“Prime Minister Mahinda Rajapakse and Chamal Rajapakse came here three times and told us to leave the area. They are concerned, not about our conditions, so much as in freeing the area to carry out the government’s long-standing plan to build an international harbour here,” he said.

People were determined to oppose any attempt to evict them. They were also against the plans to demolish the New Jumma mosque.

JVP parliamentarian Anjan Umma and opposition United National Front (UNF) MP, M. H. Mohomed, visited the area to pacify residents. N. P. Rauddeen commented: “But they didn’t talk about any solution to the fishermen’s problems.”

He added: “What the government is trying to do, is to remove us from our places by utilising its new 100 metre limit [on building near the coast]. They are going to push us to Siribopura, 3 km from Hambantota town. How can we carry out fishing from such a distance to the beach?

“In addition to protecting our boats and other equipment, there will be several other problems. We don’t have an exact timetable for going to sea for fishing and returning. Sometimes we have to be at sea for several days. So, we will not be able to fish with our current facilities if we have to live at 3 to 4 km from the sea.

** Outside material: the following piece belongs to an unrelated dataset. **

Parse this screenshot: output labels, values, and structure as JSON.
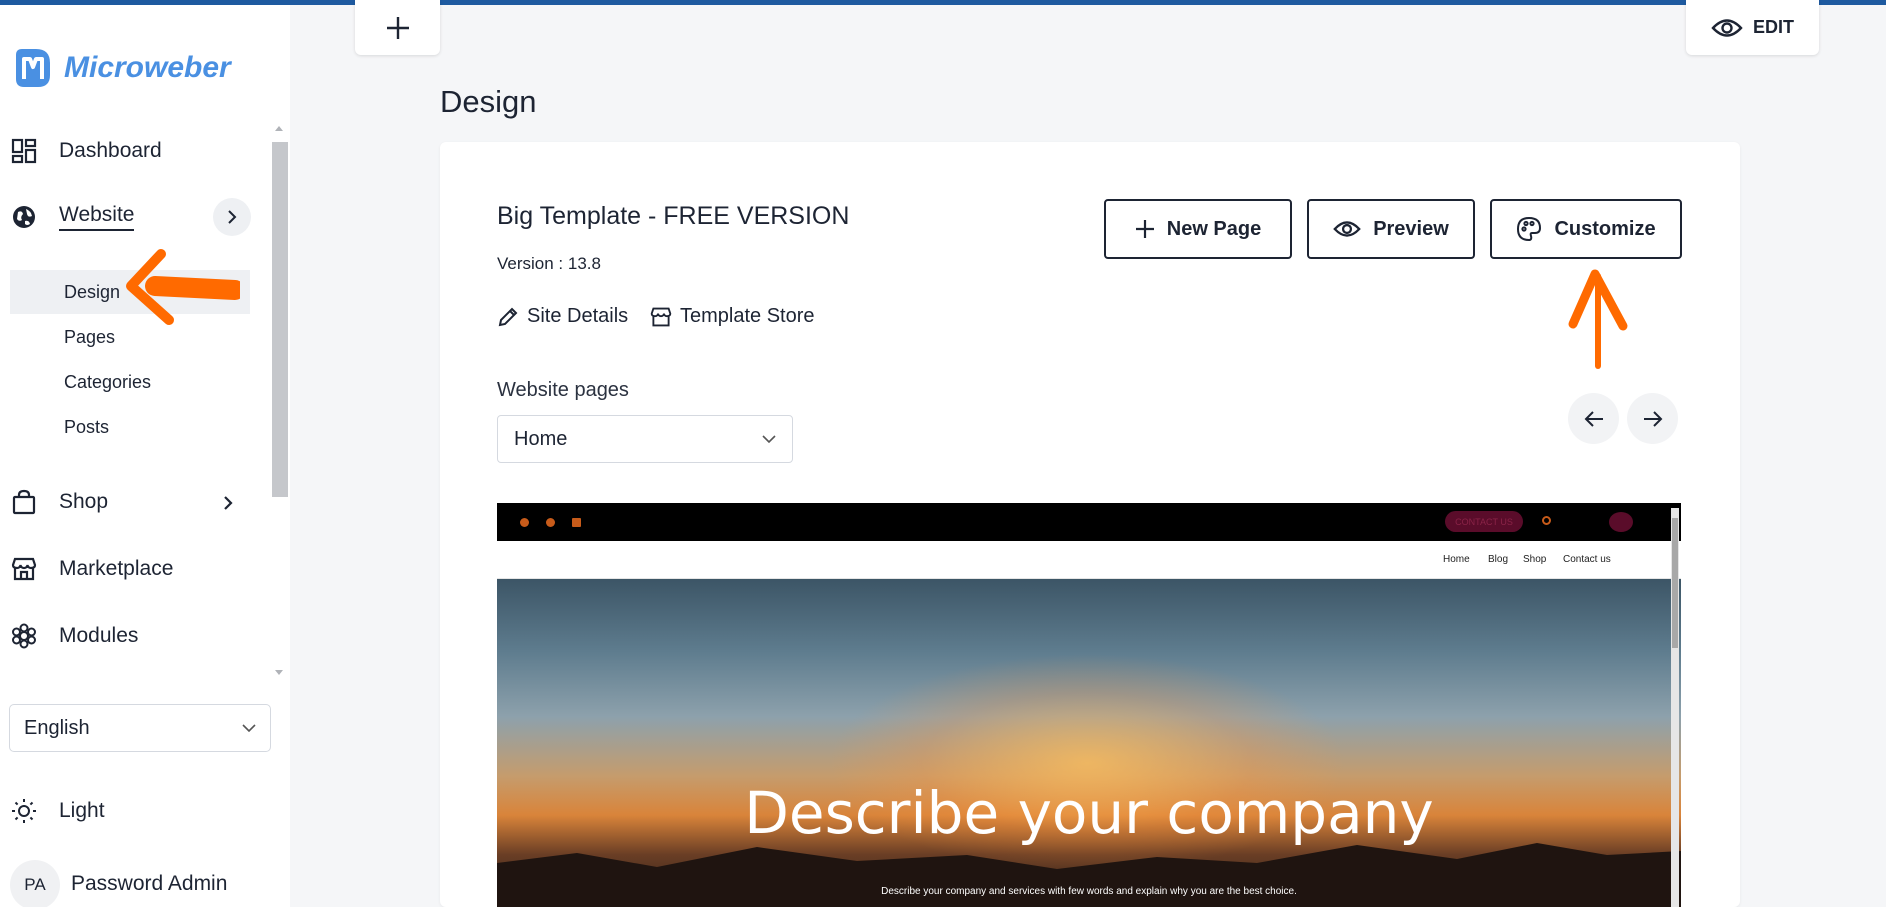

“If the 100-metre limit is imposed, we need new facilities for fishing. But we can’t believe that the government will provide them. No government that has been in the office so far has taken measures to solve the real problems of the fishermen.”

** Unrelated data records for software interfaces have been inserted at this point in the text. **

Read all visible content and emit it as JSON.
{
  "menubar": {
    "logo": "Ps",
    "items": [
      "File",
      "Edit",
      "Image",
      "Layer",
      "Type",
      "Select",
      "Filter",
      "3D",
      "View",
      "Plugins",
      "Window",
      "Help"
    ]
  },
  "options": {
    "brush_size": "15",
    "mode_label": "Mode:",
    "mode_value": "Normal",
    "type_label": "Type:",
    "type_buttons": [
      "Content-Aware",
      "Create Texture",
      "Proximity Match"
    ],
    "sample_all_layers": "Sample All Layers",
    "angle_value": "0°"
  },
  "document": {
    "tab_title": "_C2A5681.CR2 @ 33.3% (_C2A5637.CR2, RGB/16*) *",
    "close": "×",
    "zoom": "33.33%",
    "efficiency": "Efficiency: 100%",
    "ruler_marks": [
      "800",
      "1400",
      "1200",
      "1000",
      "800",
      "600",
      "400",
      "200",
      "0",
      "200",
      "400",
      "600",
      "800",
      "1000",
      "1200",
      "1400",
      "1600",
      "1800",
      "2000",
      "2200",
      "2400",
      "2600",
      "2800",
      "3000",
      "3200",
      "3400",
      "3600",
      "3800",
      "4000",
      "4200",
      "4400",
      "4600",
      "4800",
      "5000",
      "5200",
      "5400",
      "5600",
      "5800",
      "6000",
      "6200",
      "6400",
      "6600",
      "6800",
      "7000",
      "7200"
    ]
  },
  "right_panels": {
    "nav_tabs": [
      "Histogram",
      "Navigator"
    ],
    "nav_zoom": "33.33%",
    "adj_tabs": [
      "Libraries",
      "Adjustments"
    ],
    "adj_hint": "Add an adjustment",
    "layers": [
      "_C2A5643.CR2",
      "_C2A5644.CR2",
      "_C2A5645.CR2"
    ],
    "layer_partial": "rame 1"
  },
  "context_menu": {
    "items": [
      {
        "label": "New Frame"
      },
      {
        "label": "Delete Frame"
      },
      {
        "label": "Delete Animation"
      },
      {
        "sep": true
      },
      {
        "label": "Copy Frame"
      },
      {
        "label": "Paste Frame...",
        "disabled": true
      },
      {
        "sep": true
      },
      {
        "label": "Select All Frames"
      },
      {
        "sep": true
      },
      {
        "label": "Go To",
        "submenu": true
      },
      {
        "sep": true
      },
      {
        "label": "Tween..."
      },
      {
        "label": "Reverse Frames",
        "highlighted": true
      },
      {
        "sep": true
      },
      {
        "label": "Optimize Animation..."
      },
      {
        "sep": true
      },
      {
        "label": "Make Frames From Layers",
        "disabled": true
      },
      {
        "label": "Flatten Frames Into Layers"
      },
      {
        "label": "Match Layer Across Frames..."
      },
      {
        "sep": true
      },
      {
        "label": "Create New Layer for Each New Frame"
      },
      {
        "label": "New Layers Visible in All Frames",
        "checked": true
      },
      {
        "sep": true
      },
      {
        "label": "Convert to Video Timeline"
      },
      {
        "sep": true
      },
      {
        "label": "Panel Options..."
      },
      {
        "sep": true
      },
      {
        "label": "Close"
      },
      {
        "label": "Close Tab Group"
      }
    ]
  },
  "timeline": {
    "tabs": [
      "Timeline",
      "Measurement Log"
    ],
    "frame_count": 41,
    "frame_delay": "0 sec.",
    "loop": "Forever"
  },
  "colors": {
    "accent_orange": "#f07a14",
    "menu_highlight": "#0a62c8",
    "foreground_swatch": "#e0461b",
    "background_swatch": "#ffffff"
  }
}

People complained that even after five weeks they had not received the amounts promised by the government—2,500 rupees for kitchen utensils, 5,000 rupees as calamity relief and 15,000 rupees for each person killed. They faced bureaucratic restrictions when applying for aid. Officials were demanding documents like death certificates, birth certificates, marriage certificates and national identity cards. Residents asked: “How can we provide them, when all of them were washed away?”

M. H. Kichchil Nona, 47, said: “Government officials are working to create further troubles for us. We learned about ruins in our school history lessons. Today we have to live in the ruins of our own houses and lands. No one has a real interest in our problems. On January 26, the president came to inaugurate the construction of the Siribopura housing scheme. That day thousands of us held a rally here, demanding solutions for our problems. But she was flying over our heads and didn’t bother to visit us to share our sorrow.”

The Hambantota district secretary said that from February each affected person would receive 175 rupees worth of dry rations and 200 rupees in cash per week through cooperative societies. In addition, displaced people would be given allowances of 2,500 and 5,000 rupees. But, with the cost of living, 375 rupees would be insufficient for one person per week. Displaced people said the 2,500- and 5,000-rupee allowances would not cover even basic necessities.

As our visit revealed, thousands of people in Hambantota, one of most impoverished districts in the country, have been devastated by the disaster. Across the entire country, according to recent reports, the official unemployment has jumped to 20 percent, with the tsunami directly destroying about 400,000 jobs.

These conditions will only intensify poverty, unemployment and social inequality. The protests by tsunami-affected people at Pitipana, Boossa and Hambantota are early indications of mass unrest. It was under these conditions that the president put the military in charge of relief operations and on January 6 imposed emergency regulations.